Elvira de Paz (Profesora de Inglés y Francés)
Long before we started to use calendars to move from one season to the next, ancient civilisations used the harvests, the sun, the moon and the stars to have an idea of how time passed. Autumn begins with the autumnal or September equinox, when the sun rises directly in the east and sets directly in the west. This day (22nd, 23rd or 24th September) was the first day of the French Republican Calendar.
The Autumnal equinox is celebrated in several countries, such as Iran, Japan, Korea, and the United Kingdom. There are also a variety of traditions that take place in the world during autumn (remember that, when it’s autumn in the Northern Hemisphere, it’s spring in the Southern Hemisphere!). We all know about Halloween, but let’s learn about other celebrations:
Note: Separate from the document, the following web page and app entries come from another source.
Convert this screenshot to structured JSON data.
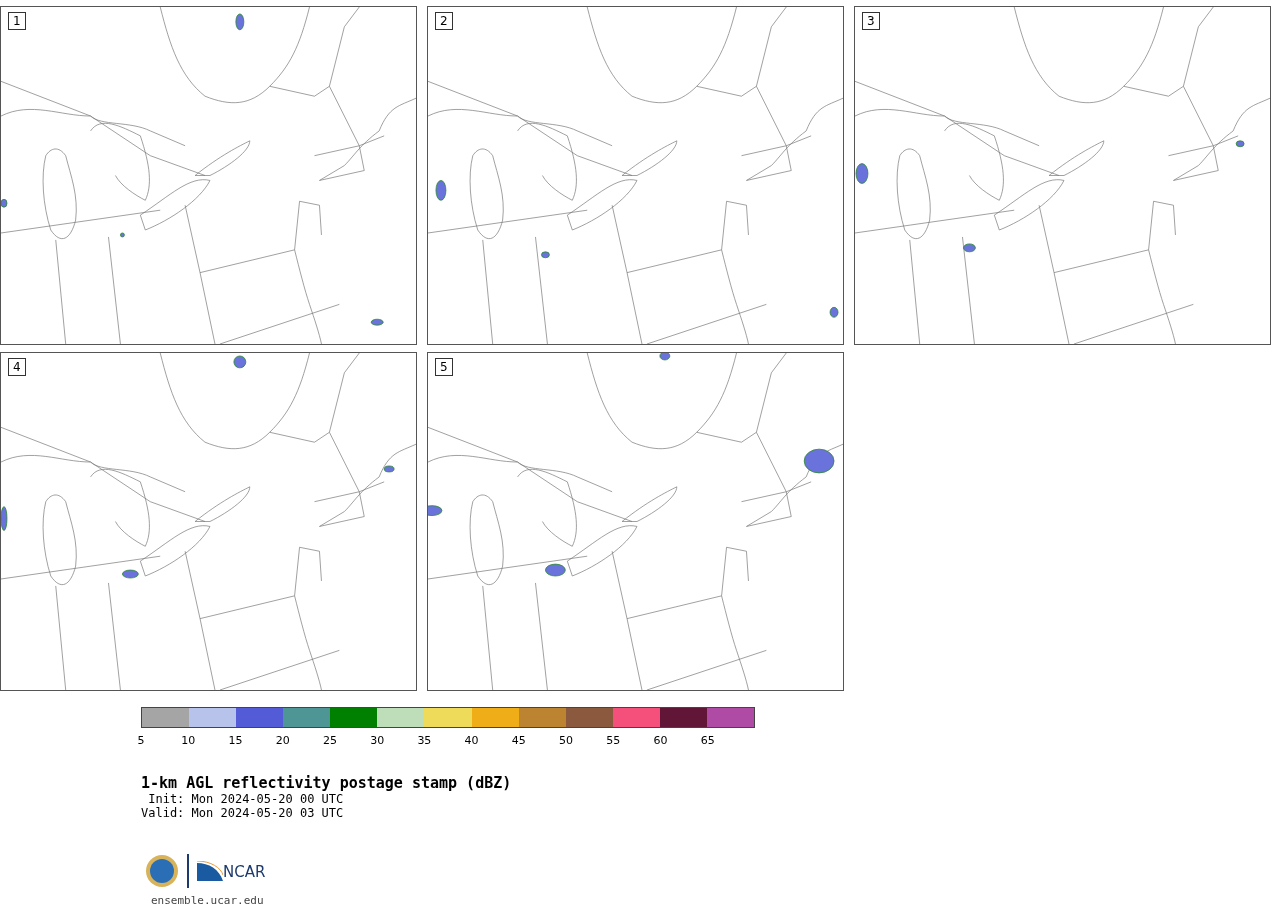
{
  "panels": [
    {
      "label": "1"
    },
    {
      "label": "2"
    },
    {
      "label": "3"
    },
    {
      "label": "4"
    },
    {
      "label": "5"
    }
  ],
  "colorbar": {
    "bins": [
      {
        "color": "#a5a5a5"
      },
      {
        "color": "#b8c3ec"
      },
      {
        "color": "#535bd6"
      },
      {
        "color": "#4e9696"
      },
      {
        "color": "#008000"
      },
      {
        "color": "#bedeb9"
      },
      {
        "color": "#eedb5a"
      },
      {
        "color": "#efad17"
      },
      {
        "color": "#bc8331"
      },
      {
        "color": "#8b5a3e"
      },
      {
        "color": "#f5507b"
      },
      {
        "color": "#611537"
      },
      {
        "color": "#af4ba5"
      }
    ],
    "ticks": [
      "5",
      "10",
      "15",
      "20",
      "25",
      "30",
      "35",
      "40",
      "45",
      "50",
      "55",
      "60",
      "65"
    ]
  },
  "title": "1-km AGL reflectivity postage stamp (dBZ)",
  "init": " Init: Mon 2024-05-20 00 UTC",
  "valid": "Valid: Mon 2024-05-20 03 UTC",
  "logo": {
    "text": "NCAR"
  },
  "url": "ensemble.ucar.edu"
}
In India, they celebrate “Diwali”, the Festival of Lights. It marks the Hindu New Year. They celebrate the goddess Lakshmi coming to visit their houses (she brings wealth and prosperity). They set off firecrackers and fireworks and exchange gifts.
In Mexico, they celebrate the “Día de Muertos”. They pray for their loved ones who have passed away, like we do here in Spain, but their tradition comes from the Aztecs. They decorate altars, clean up the graves and make chocolate and sugar skulls.
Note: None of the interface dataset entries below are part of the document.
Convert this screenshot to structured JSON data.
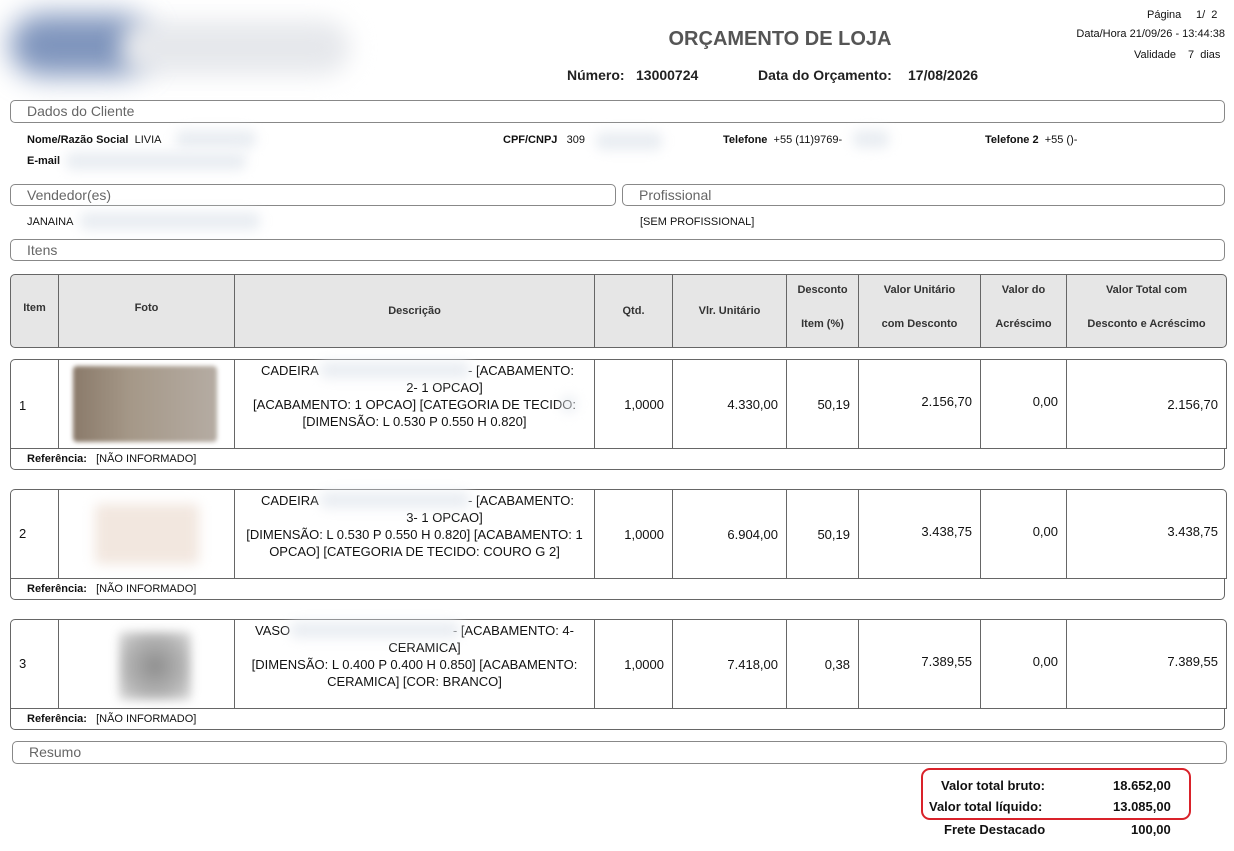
{
  "header": {
    "title": "ORÇAMENTO DE LOJA",
    "numero_label": "Número:",
    "numero": "13000724",
    "data_label": "Data do Orçamento:",
    "data": "17/08/2026",
    "pagina_label": "Página",
    "pagina": "1/  2",
    "datahora": "Data/Hora 21/09/26 - 13:44:38",
    "validade_label": "Validade",
    "validade": "7  dias"
  },
  "cliente": {
    "section": "Dados do Cliente",
    "nome_label": "Nome/Razão Social",
    "nome": "LIVIA",
    "cpf_label": "CPF/CNPJ",
    "cpf": "309",
    "tel_label": "Telefone",
    "tel": "+55 (11)9769-",
    "tel2_label": "Telefone 2",
    "tel2": "+55 ()-",
    "email_label": "E-mail"
  },
  "vendedor": {
    "section": "Vendedor(es)",
    "nome": "JANAINA"
  },
  "profissional": {
    "section": "Profissional",
    "nome": "[SEM PROFISSIONAL]"
  },
  "itens_section": "Itens",
  "table": {
    "headers": {
      "item": "Item",
      "foto": "Foto",
      "descricao": "Descrição",
      "qtd": "Qtd.",
      "vlr_unit": "Vlr. Unitário",
      "desconto_1": "Desconto",
      "desconto_2": "Item (%)",
      "vu_desc_1": "Valor Unitário",
      "vu_desc_2": "com Desconto",
      "acresc_1": "Valor do",
      "acresc_2": "Acréscimo",
      "total_1": "Valor Total com",
      "total_2": "Desconto e Acréscimo"
    },
    "rows": [
      {
        "item": "1",
        "desc_l1a": "CADEIRA",
        "desc_l1b": "- [ACABAMENTO:",
        "desc_l2": "2- 1 OPCAO]",
        "desc_l3": "[ACABAMENTO: 1 OPCAO] [CATEGORIA DE TECIDO:",
        "desc_l4": "[DIMENSÃO: L 0.530 P 0.550 H 0.820]",
        "qtd": "1,0000",
        "vlr_unit": "4.330,00",
        "desconto": "50,19",
        "vu_desc": "2.156,70",
        "acresc": "0,00",
        "total": "2.156,70",
        "ref_label": "Referência:",
        "ref": "[NÃO INFORMADO]"
      },
      {
        "item": "2",
        "desc_l1a": "CADEIRA",
        "desc_l1b": "- [ACABAMENTO:",
        "desc_l2": "3- 1 OPCAO]",
        "desc_l3": "[DIMENSÃO: L 0.530 P 0.550 H 0.820] [ACABAMENTO: 1",
        "desc_l4": "OPCAO] [CATEGORIA DE TECIDO: COURO G 2]",
        "qtd": "1,0000",
        "vlr_unit": "6.904,00",
        "desconto": "50,19",
        "vu_desc": "3.438,75",
        "acresc": "0,00",
        "total": "3.438,75",
        "ref_label": "Referência:",
        "ref": "[NÃO INFORMADO]"
      },
      {
        "item": "3",
        "desc_l1a": "VASO",
        "desc_l1b": "- [ACABAMENTO:  4-",
        "desc_l2": "CERAMICA]",
        "desc_l3": "[DIMENSÃO: L 0.400 P 0.400 H 0.850] [ACABAMENTO:",
        "desc_l4": "CERAMICA] [COR: BRANCO]",
        "qtd": "1,0000",
        "vlr_unit": "7.418,00",
        "desconto": "0,38",
        "vu_desc": "7.389,55",
        "acresc": "0,00",
        "total": "7.389,55",
        "ref_label": "Referência:",
        "ref": "[NÃO INFORMADO]"
      }
    ]
  },
  "resumo": {
    "section": "Resumo",
    "bruto_label": "Valor total bruto:",
    "bruto": "18.652,00",
    "liquido_label": "Valor total líquido:",
    "liquido": "13.085,00",
    "frete_label": "Frete Destacado",
    "frete": "100,00"
  },
  "colors": {
    "highlight_border": "#d9222a",
    "header_bg": "#e6e6e6"
  }
}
In Saudi Arabia, Muslims celebrate “Eid al-Ahda”, or the Festival of Sacrifice. It commemorates the Biblical story of Abraham, who almost sacrificed his own son to show obedience and trust to God. People dress in their best clothes, sacrifice their best animal and give donations to the poor.
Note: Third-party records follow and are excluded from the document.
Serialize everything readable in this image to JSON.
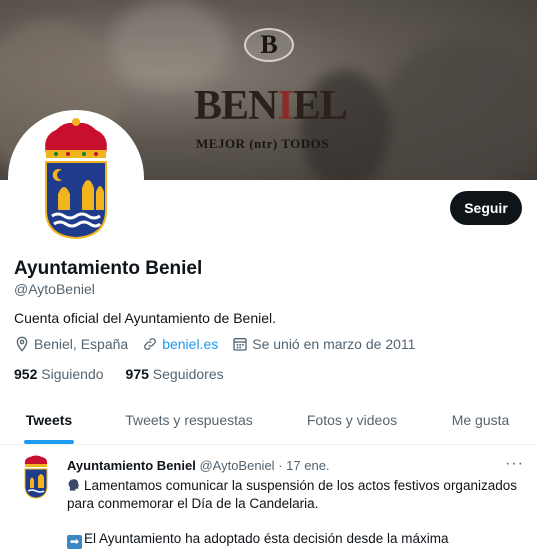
{
  "banner": {
    "logo_letter": "B",
    "brand_pre": "B",
    "brand_mid": "EN",
    "brand_i": "I",
    "brand_post": "EL",
    "tagline": "MEJOR (ntr) TODOS"
  },
  "profile": {
    "follow_label": "Seguir",
    "name": "Ayuntamiento Beniel",
    "handle": "@AytoBeniel",
    "bio": "Cuenta oficial del Ayuntamiento de Beniel.",
    "location": "Beniel, España",
    "website": "beniel.es",
    "joined": "Se unió en marzo de 2011",
    "following_count": "952",
    "following_label": "Siguiendo",
    "followers_count": "975",
    "followers_label": "Seguidores"
  },
  "tabs": [
    {
      "label": "Tweets",
      "active": true
    },
    {
      "label": "Tweets y respuestas",
      "active": false
    },
    {
      "label": "Fotos y videos",
      "active": false
    },
    {
      "label": "Me gusta",
      "active": false
    }
  ],
  "tweet": {
    "author": "Ayuntamiento Beniel",
    "handle": "@AytoBeniel",
    "sep": "·",
    "date": "17 ene.",
    "more": "···",
    "line1": "Lamentamos comunicar la suspensión de los actos festivos organizados para conmemorar el Día de la Candelaria.",
    "line2": "El Ayuntamiento ha adoptado ésta decisión desde la máxima"
  },
  "colors": {
    "accent": "#1d9bf0",
    "text": "#0f1419",
    "muted": "#536471",
    "shield_blue": "#1f3b8c",
    "shield_gold": "#f2b41c",
    "crown_red": "#c8102e"
  },
  "icons": [
    "location-icon",
    "link-icon",
    "calendar-icon",
    "more-icon",
    "speaking-head-icon",
    "right-arrow-icon"
  ]
}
In the UK, they celebrate Bonfire Night or Guy Fawkes on the 5th November. They fill the sky with fireworks to commemorate the “Gunpowder Plot”, a plan to blow up the Houses of Parliament in London that didn’t succeed, and the survival of the king, James the first.